6. Migrate Your Website. Migrating your site has a lot of moving parts to it. In many cases, your new host can do the technical migration for you. In other cases depending on your current situation, we may need to MacGyver it for you.
One thing to note, you generally can’t migrate a hacked site as reputable hosts have scanning in place to stop the site from moving onto their servers. Your site has to be cleaned from the hack first.
Depending on how bad your current hosting is (we had one client re-hacked through the server less than 10 minutes after it was cleaned and restored), your site may have to make a double move – one temporarily to a specialist hack repairer and then from there to the new host.
7. Test & Secure. Moving your site is only part of the equation.
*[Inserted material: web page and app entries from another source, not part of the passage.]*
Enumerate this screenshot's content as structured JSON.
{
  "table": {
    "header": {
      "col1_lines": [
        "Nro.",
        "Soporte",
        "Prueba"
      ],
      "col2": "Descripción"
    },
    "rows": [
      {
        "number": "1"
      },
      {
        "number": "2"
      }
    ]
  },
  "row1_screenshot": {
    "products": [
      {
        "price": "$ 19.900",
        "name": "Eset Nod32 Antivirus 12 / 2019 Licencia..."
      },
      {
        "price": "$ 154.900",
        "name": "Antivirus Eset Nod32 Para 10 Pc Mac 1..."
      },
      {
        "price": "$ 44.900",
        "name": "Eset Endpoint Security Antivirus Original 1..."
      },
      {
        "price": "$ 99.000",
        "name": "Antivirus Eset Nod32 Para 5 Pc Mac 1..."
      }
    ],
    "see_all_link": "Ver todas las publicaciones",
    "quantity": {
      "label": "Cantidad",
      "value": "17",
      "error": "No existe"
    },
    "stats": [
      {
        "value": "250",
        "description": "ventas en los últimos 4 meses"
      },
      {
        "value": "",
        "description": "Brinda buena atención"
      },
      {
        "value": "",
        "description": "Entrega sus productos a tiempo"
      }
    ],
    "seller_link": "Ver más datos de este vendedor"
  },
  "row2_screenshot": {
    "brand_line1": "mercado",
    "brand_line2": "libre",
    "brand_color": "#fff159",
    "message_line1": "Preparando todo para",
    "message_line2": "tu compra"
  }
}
Post-migration, we adjust your PHP setting to the optimal level for you, add or reset security in your htaccess/wp-config files, rotate your SALT keys, remove any access your old web designer has.
We remove any files left over from the migration, remove any leftover files/settings added by your old host (e.g. extra files that can limit your PHP variables, that add old hosting cache systems, or that turn off security auto-updates), and remove unused plugins/themes.
We also check your DKIM, DMARC and SPF records are correctly set to improve your email deliverability, that your backups are working and we remove your old web designer from your Google Analytics account.
8. Round-Up Your Details. When you move hosting, you end up with a stack of logins to different locations. We round them all up into one easy to refer to document to make it easier for you in the future.
While most website hosting moves are simple and can be done by anyone, removing people from website hostage situations does take time, skill, patience and budget. That’s why we offer it as part of our web maintenance plans.
We had one client with a series of unnecessarily complicated interwoven websites (thanks to the web designer from hell) and several external stakeholders. The migration took a week and a half of full-time research, coordination and effort between all parties to make happen.
Most website hostage situations can be sorted a lot faster.
And the results?
With one client, their website page load time dropped from 9 seconds to 2.7 seconds with no other changes than better hosting and Domain Registrar.
Another site went from 3.5 seconds page load time to 857 milliseconds just through better hosting.
All of our hostage removal clients can now get backups and happily make edits to their sites without waiting for the spinning wheel of doom to crash their sites.
And the best bit – they now have full ownership of everything to do with their websites, so that any future moves will be a simple request and move, and not something from a bad hostage negotiation drama.
If you are in a website hostage situation and want to escape, get in touch. We will see if we can help.